* **Task description**
Search the records below for the word "title". Pull out each line that has it.
[Opening Records shown section]
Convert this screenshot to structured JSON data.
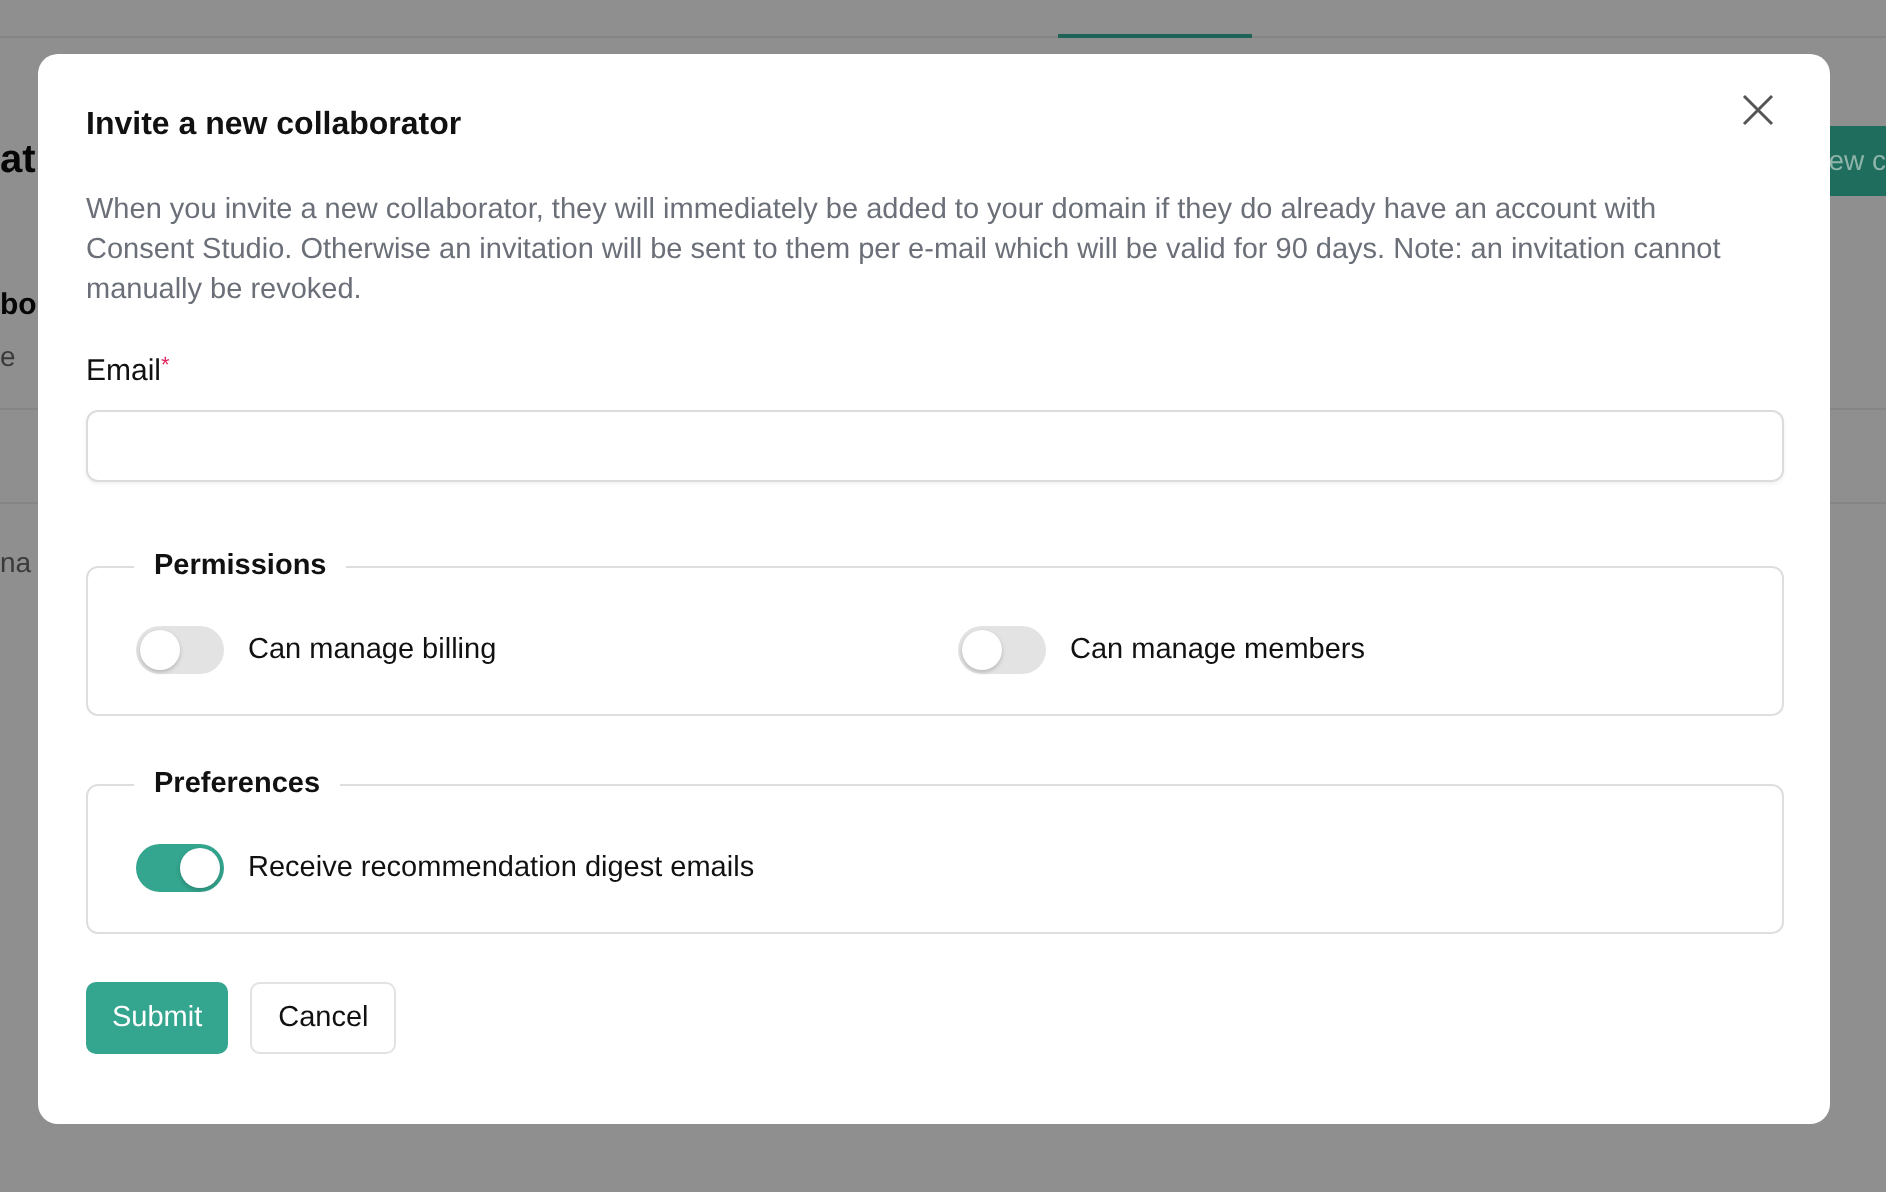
{
  "background": {
    "heading": "at",
    "button": "ew c",
    "subheading": "bo",
    "text": "e",
    "row_text": "na"
  },
  "dialog": {
    "title": "Invite a new collaborator",
    "description": "When you invite a new collaborator, they will immediately be added to your domain if they do already have an account with Consent Studio. Otherwise an invitation will be sent to them per e-mail which will be valid for 90 days. Note: an invitation cannot manually be revoked.",
    "email": {
      "label": "Email",
      "required_mark": "*"
    },
    "sections": [
      {
        "legend": "Permissions",
        "toggles": [
          {
            "label": "Can manage billing",
            "on": false
          },
          {
            "label": "Can manage members",
            "on": false
          }
        ]
      },
      {
        "legend": "Preferences",
        "toggles": [
          {
            "label": "Receive recommendation digest emails",
            "on": true
          }
        ]
      }
    ],
    "buttons": [
      {
        "label": "Submit",
        "kind": "primary"
      },
      {
        "label": "Cancel",
        "kind": "secondary"
      }
    ]
  }
}
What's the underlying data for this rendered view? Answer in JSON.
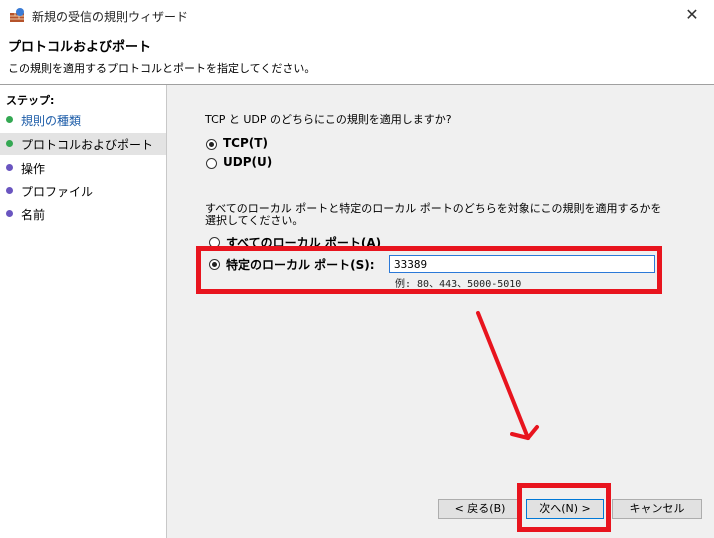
{
  "window": {
    "title": "新規の受信の規則ウィザード",
    "close_glyph": "✕"
  },
  "header": {
    "title": "プロトコルおよびポート",
    "description": "この規則を適用するプロトコルとポートを指定してください。"
  },
  "sidebar": {
    "heading": "ステップ:",
    "items": [
      {
        "label": "規則の種類",
        "status": "done",
        "color": "#34a853"
      },
      {
        "label": "プロトコルおよびポート",
        "status": "current",
        "color": "#34a853"
      },
      {
        "label": "操作",
        "status": "pending",
        "color": "#6a55c0"
      },
      {
        "label": "プロファイル",
        "status": "pending",
        "color": "#6a55c0"
      },
      {
        "label": "名前",
        "status": "pending",
        "color": "#6a55c0"
      }
    ]
  },
  "protocol": {
    "question": "TCP と UDP のどちらにこの規則を適用しますか?",
    "options": [
      {
        "label": "TCP(T)",
        "selected": true
      },
      {
        "label": "UDP(U)",
        "selected": false
      }
    ]
  },
  "ports": {
    "question": "すべてのローカル ポートと特定のローカル ポートのどちらを対象にこの規則を適用するかを選択してください。",
    "options": [
      {
        "label": "すべてのローカル ポート(A)",
        "selected": false
      },
      {
        "label": "特定のローカル ポート(S):",
        "selected": true
      }
    ],
    "input_value": "33389",
    "example": "例: 80、443、5000-5010"
  },
  "buttons": {
    "back": "< 戻る(B)",
    "next": "次へ(N) >",
    "cancel": "キャンセル"
  },
  "annotation": {
    "color": "#e8141e"
  }
}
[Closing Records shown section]
* **Output**
    "title": "Invite a new collaborator",
    "title": "新規の受信の規則ウィザード",
    "title": "プロトコルおよびポート",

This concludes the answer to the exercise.